The station was built as the terminus of the line during the Ottoman Empire and at its opening there were numerous notable figures present such as Eliezer Ben Yehuda (if you haven’t yet heard of him you are sure to come across him very quickly during your gap year).

When the station fully closed in 1998 it was left neglected for many years with just the railway yard being used for events such as the annual Hebrew Book Week. However, a few years ago it underwent extensive renovation and it is now a bustling cultural and entertainment centre.

The station has now been called HaTakhana HaRishona (The First Station) and its renovation cost $9.3 million. The area is home to all manner of restaurants, cafes and bars and much of it is open seven days a week. There is a huge wooden deck in the centre which not only means that there is plenty of space for walking, but it is also used as a space for a number of temporary attractions. On one side you will even find a European style beer garden.

There are regular live music nights held on a specially constructed stage in the centre. The type of music played is always changing so it is worth keeping an eye out for adverts. The events are free of charge and you can combine it with grabbing a bite to eat or a drink at one of the many different locations.

You will also find a gallery which has ever changing exhibits as well as special displays on fashion, design, food, toys and much more all of which are updated on a regular basis. Every Thursday there is a Farmers’ Market while on Friday a number of Artisans set up shop to sell their high quality arts and crafts. For those more spiritually minded, or looking for connection, then every Friday they have a Kabbalat Shabbat service (in the afternoon) with musical instruments and dancing. Being surrounded by hundreds of people singing, dancing and clapping along is a great way to bring in Shabbat.
The station is also the start of a lovely walking and cycling path. The path will take you through some beautiful park land and follows the old railway tracks. This is a great way to spend an hour on a free afternoon or Shabbat and if you don’t feel like the exercise you can even rent Segways and go on a tour of the area.

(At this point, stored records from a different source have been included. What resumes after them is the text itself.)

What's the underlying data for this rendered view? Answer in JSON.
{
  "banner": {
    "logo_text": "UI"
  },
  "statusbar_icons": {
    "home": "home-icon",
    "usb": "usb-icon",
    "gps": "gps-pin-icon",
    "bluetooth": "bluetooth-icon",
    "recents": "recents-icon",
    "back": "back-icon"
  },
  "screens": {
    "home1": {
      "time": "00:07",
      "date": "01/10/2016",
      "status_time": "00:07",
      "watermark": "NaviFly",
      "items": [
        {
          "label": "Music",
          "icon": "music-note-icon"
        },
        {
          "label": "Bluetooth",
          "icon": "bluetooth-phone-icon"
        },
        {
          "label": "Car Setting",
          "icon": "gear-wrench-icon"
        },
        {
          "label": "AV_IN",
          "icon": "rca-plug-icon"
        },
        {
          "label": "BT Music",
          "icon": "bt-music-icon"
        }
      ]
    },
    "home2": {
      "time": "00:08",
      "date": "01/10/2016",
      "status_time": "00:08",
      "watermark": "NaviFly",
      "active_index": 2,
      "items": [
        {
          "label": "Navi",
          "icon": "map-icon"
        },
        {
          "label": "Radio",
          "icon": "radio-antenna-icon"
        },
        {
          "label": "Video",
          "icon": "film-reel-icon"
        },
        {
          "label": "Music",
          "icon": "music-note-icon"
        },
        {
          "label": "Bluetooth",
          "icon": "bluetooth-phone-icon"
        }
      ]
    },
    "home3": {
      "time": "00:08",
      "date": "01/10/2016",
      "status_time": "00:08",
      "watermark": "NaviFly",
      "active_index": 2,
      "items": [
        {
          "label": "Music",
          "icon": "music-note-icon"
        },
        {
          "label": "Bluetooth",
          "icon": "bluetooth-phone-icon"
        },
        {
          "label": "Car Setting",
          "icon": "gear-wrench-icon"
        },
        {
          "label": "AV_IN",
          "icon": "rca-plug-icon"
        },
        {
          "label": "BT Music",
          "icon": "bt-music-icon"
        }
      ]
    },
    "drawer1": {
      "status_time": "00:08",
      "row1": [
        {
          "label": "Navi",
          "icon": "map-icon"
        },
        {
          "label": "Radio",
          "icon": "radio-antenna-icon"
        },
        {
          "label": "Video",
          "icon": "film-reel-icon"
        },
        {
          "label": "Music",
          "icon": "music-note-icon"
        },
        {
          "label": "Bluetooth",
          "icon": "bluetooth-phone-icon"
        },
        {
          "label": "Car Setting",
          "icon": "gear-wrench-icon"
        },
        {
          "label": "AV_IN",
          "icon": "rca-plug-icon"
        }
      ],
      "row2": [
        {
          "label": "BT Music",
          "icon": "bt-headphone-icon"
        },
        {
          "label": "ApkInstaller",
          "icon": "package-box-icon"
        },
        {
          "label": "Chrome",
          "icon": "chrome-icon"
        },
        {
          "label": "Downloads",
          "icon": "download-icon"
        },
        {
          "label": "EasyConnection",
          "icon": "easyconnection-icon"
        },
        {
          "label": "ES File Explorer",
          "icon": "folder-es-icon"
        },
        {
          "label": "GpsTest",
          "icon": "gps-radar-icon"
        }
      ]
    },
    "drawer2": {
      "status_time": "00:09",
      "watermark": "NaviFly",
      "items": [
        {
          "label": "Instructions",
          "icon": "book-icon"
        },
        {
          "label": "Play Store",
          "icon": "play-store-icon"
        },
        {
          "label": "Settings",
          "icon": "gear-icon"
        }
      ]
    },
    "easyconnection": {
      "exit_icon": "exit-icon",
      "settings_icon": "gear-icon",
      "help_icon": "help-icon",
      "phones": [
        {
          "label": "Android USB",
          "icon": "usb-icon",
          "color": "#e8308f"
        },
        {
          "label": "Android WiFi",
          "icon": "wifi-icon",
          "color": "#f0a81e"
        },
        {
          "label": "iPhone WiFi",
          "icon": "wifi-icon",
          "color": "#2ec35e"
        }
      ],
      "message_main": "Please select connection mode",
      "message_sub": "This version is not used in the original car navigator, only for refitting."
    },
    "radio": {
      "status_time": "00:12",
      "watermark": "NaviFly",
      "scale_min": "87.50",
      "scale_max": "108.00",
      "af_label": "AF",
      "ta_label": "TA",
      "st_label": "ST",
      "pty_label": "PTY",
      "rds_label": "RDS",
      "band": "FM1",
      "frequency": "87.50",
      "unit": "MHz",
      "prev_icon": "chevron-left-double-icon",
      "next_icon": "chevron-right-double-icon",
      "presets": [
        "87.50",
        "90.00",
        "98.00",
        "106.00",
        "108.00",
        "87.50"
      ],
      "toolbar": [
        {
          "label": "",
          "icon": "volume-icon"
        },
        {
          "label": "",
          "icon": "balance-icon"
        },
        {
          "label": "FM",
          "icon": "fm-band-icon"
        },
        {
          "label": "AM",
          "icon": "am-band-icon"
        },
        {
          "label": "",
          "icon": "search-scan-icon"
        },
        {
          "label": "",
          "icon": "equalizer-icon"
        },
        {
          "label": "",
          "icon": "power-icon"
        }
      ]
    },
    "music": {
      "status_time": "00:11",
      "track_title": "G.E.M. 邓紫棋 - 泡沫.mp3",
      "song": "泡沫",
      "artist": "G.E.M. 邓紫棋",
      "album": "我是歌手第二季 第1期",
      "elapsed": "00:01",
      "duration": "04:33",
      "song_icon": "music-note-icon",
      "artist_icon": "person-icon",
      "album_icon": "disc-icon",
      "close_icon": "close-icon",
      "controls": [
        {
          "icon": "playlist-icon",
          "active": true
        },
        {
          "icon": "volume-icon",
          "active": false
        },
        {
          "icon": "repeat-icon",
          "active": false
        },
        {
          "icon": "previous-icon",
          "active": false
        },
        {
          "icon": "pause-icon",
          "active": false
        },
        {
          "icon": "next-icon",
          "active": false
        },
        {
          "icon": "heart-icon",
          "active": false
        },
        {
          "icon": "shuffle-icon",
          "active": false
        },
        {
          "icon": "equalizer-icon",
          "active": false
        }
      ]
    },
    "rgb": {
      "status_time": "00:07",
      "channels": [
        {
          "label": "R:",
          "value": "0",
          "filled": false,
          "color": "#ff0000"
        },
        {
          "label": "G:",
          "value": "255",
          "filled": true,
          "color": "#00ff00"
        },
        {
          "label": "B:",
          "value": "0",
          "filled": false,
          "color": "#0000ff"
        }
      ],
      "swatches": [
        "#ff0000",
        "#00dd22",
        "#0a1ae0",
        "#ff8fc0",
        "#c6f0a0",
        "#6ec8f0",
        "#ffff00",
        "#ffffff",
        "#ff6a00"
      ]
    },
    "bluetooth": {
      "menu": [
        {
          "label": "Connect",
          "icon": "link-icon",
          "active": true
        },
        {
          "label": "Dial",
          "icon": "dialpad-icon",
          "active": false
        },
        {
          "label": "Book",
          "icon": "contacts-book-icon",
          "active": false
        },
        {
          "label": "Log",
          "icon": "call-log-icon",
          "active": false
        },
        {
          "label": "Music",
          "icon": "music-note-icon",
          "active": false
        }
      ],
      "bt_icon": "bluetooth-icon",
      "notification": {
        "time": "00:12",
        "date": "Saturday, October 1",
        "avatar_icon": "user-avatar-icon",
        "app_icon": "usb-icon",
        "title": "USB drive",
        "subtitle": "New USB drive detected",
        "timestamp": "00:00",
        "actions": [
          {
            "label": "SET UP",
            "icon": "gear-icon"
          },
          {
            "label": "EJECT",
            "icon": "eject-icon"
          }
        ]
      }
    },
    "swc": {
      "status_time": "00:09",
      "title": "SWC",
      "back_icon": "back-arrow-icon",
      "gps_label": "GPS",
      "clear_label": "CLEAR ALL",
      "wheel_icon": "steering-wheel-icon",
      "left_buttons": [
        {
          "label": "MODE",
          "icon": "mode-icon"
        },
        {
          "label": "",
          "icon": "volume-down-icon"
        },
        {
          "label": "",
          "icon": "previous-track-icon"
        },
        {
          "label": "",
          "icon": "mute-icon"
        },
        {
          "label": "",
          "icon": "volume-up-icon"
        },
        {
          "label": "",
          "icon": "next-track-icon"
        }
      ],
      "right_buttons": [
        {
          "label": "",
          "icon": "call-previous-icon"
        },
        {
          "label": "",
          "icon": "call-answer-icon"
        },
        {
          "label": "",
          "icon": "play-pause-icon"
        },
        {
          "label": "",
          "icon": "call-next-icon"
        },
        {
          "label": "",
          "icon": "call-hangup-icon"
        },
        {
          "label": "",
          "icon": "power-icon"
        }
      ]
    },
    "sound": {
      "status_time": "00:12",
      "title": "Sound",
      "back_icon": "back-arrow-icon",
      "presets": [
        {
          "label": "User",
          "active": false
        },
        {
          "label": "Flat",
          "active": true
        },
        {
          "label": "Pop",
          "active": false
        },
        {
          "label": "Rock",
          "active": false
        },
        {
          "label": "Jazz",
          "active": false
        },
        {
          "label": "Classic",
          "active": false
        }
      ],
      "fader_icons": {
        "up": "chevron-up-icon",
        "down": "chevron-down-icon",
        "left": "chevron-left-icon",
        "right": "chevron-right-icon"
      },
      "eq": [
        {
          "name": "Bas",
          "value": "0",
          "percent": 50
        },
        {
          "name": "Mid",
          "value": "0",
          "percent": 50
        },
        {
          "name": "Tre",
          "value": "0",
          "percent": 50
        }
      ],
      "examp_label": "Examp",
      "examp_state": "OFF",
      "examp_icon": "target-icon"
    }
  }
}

The First Station is an excellent place to spend an afternoon or evening. You are sure to find some form of entertainment that you like, whether it’s an exhibition or a concert, and you can combine it with a meal or some fast food from one of the stalls (there are both kosher and non-kosher options). Best of all, once you feel that you’ve explored all that The First Station has to offer, you can then go to Tel Aviv and explore the other end of the railway line at the recently restored HaTachana (The Station) in Jaffa. Both Stations are conveniently located near to the Aardvark apartments.